Further, the next models are determined on the basis of the current models unique to individual particles (refer to S014 in FIG. 2). Hence, particles which transition in the state variable space by using the high-likelihood models as their next models tend to increase (refer to FIG. 5).

On the other hand, since the models fluidly change, there is an allowance for a model which is different from the current model to be determined as the next model, while the current model remaining the basic model (refer to FIG. 6).

Thus, although in a small quantity, there are particles using models which are different from the high-likelihood models (the low-likelihood models) as the models unique thereto in order to provide a brake against the increase of the particles having high-likelihood models as the models unique thereto. For instance, as illustrated in FIG. 4 and FIG. 5, respectively, the particles having the first model, which is the high-likelihood model (denoted by the black circles or the upward arrows), gradually increase during transition from time k to time k+1, and time k+1 to time k+2, while at the same time, the particles having the second model, which is the low-likelihood model (denoted by the white circles and the downward arrows), also exist. Thus, even if the object starts state transition according to a model which is different from a previous model, the state that is represented by the estimated value of a state variable of the object can be estimated with high accuracy by flexibly responding to the change of the model by changing a past low-likelihood model to a future high-likelihocd model. This means that the state of the object can be efficiently estimated with high accuracy.

Further, a next value is adjusted such that the perturbation amount δ1(k) from the current value α1(k) of a model variable to the next value α1(k+1) falls within a permissible range, and the next model unique to a particle is determined according to a region to which the next value α1(k+1) belongs (refer to S014 in FIG. 2 and FIG. 6). Perturbating the model variable value α1(k) allows a current model to be determined so that a previous model unique to a particle that has remained by controlling the perturbation amount δi(k) thereof to a permissible range is inherited to a certain extent, while leaving an allowance for a different model from the previous model to be determined as the current model. This arrangement makes it possible to estimate the state of the object with high accuracy while respecting the situation in which the probability of the object changing the state thereof by following the high-likelihood model.

As the first state variable and the second state variable, a velocity, acceleration, or the combination of a velocity and acceleration may be estimated in place of the position of an object. Further, the first state variable and the second state variable may differ from each other. In addition, a variety of models may be adopted as the first model and the second model.

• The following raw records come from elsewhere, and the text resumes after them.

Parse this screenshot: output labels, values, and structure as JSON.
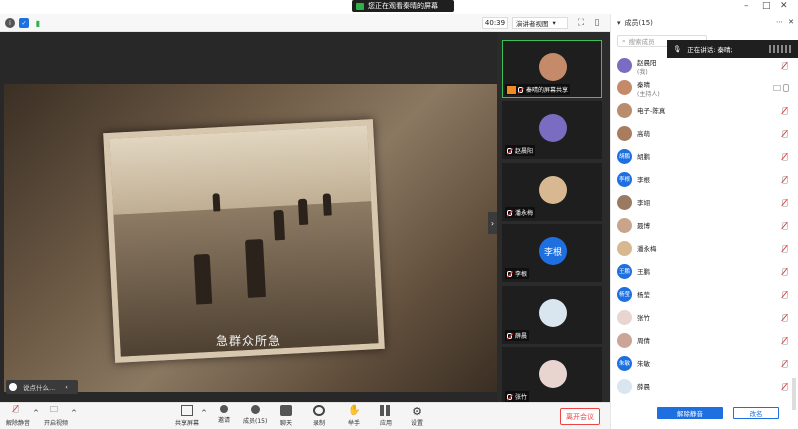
{
  "top": {
    "share_banner": "您正在观看秦晴的屏幕",
    "timer": "40:39",
    "view_button": "演讲者视图",
    "panel_title": "成员(15)"
  },
  "main": {
    "subtitle": "急群众所急",
    "chat_placeholder": "说点什么..."
  },
  "thumbnails": [
    {
      "label": "秦晴的屏幕共享",
      "initial": "",
      "color": "#c58a6a",
      "active": true
    },
    {
      "label": "赵晨阳",
      "initial": "",
      "color": "#7a6cc0",
      "active": false
    },
    {
      "label": "潘永梅",
      "initial": "",
      "color": "#d8b890",
      "active": false
    },
    {
      "label": "李根",
      "initial": "李根",
      "color": "#1e6fe0",
      "active": false
    },
    {
      "label": "薛晨",
      "initial": "",
      "color": "#d9e6ef",
      "active": false
    },
    {
      "label": "张竹",
      "initial": "",
      "color": "#e9d5cf",
      "active": false
    }
  ],
  "panel": {
    "search_placeholder": "搜索成员",
    "speaking": "正在讲话: 秦晴;",
    "members": [
      {
        "name": "赵晨阳",
        "role": "(我)",
        "initial": "",
        "color": "#7a6cc0",
        "mic": "off"
      },
      {
        "name": "秦晴",
        "role": "(主持人)",
        "initial": "",
        "color": "#c58a6a",
        "mic": "on"
      },
      {
        "name": "电子-陈真",
        "role": "",
        "initial": "",
        "color": "#b88c6c",
        "mic": "off"
      },
      {
        "name": "高萌",
        "role": "",
        "initial": "",
        "color": "#a87c5c",
        "mic": "off"
      },
      {
        "name": "胡鹏",
        "role": "",
        "initial": "胡鹏",
        "color": "#1e6fe0",
        "mic": "off"
      },
      {
        "name": "李根",
        "role": "",
        "initial": "李根",
        "color": "#1e6fe0",
        "mic": "off"
      },
      {
        "name": "李翊",
        "role": "",
        "initial": "",
        "color": "#9a7a60",
        "mic": "off"
      },
      {
        "name": "聂博",
        "role": "",
        "initial": "",
        "color": "#c8a58a",
        "mic": "off"
      },
      {
        "name": "潘永梅",
        "role": "",
        "initial": "",
        "color": "#d8b890",
        "mic": "off"
      },
      {
        "name": "王鹏",
        "role": "",
        "initial": "王鹏",
        "color": "#1e6fe0",
        "mic": "off"
      },
      {
        "name": "杨莹",
        "role": "",
        "initial": "杨莹",
        "color": "#1e6fe0",
        "mic": "off"
      },
      {
        "name": "张竹",
        "role": "",
        "initial": "",
        "color": "#e9d5cf",
        "mic": "off"
      },
      {
        "name": "周倩",
        "role": "",
        "initial": "",
        "color": "#caa598",
        "mic": "off"
      },
      {
        "name": "朱敏",
        "role": "",
        "initial": "朱敏",
        "color": "#1e6fe0",
        "mic": "off"
      },
      {
        "name": "薛晨",
        "role": "",
        "initial": "",
        "color": "#d9e6ef",
        "mic": "off"
      }
    ],
    "mute_all": "解除静音",
    "rename": "改名"
  },
  "bottombar": {
    "unmute": "解除静音",
    "start_video": "开启视频",
    "share": "共享屏幕",
    "invite": "邀请",
    "members": "成员(15)",
    "chat": "聊天",
    "record": "录制",
    "raise": "举手",
    "apps": "应用",
    "settings": "设置",
    "leave": "离开会议"
  }
}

For example, a model which defines a behavior mode of an object in a state wherein a frictional force or a binding force is acting on the object may be adopted as the first model, while a model which defines the behavior mode of the object in a state wherein neither frictional force nor binding force is acting or the object may be adopted as the second model.

Moreover, the first element 11 may estimate, as a previous state transition model of an object, a current model unique to a particle whose likelihood pi(k) becomes a maximum or a current model common to particles whose total sum Σipi(k) of the likelihood pi(k) becomes a maximum.